Methods:: In all, 125 IBD patients (71 males, 54 females) were compared to 81 age‐ and sex‐matched healthy controls. Anti‐MCV and Anti‐CCP2 IgG were measured using an enzyme linked immunosorbent assay.
Results:: In the 125 IBD patients (mean age 32.6 ± 12.3 years), 44 (35.2%) had ulcerative colitis and 81 (64.8%) had Crohn's disease. Forty‐four (35.2%) IBD patients developed arthritic manifestations. Antibody positivity was observed in 24/125 (19.2%) IBD patients and in 18/81 (22.2%) healthy subjects. The proportion of anti‐MCV positivity among IBD patients and healthy individuals were similar: 16.8% vs. 16.0%, P = 0.887. Anti‐CCP2 positivity among IBD patients and healthy individuals was also comparable: 6.4% vs. 6.2%, P = 0.948. Similarly, the presence of anti‐MCV and anti‐CCP2 antibodies was not different among IBD patients with and without arthritis. The mean titers of antibodies were low: anti‐MCV (29.6 ± 7.5 U/mL) and anti‐CCP2 (27.6 ± 4.0 U/mL) in IBD patients with arthritis.
Conclusions:: Autoantibodies to citrullinated proteins were low in IBD‐related arthritis.

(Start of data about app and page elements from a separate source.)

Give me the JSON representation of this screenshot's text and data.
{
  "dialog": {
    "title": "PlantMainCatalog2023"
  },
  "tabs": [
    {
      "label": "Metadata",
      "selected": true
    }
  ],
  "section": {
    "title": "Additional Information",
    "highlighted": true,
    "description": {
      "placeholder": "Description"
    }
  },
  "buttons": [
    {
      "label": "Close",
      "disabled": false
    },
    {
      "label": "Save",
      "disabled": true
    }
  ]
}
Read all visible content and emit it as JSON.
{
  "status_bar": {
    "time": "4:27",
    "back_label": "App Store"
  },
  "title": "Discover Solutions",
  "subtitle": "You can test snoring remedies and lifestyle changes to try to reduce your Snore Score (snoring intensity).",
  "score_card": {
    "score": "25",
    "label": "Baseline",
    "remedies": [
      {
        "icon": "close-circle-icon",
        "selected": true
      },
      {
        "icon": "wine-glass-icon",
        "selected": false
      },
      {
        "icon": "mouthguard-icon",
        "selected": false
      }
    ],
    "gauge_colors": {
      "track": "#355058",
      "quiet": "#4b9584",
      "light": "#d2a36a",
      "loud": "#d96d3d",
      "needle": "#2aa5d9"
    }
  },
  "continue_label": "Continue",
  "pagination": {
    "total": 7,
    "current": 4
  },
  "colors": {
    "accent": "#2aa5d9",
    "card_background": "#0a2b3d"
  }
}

These findings suggest that these antibodies are not useful biomarkers in IBD to predict who may develop IBD‐related arthropathy. (Inflamm Bowel Dis 2012)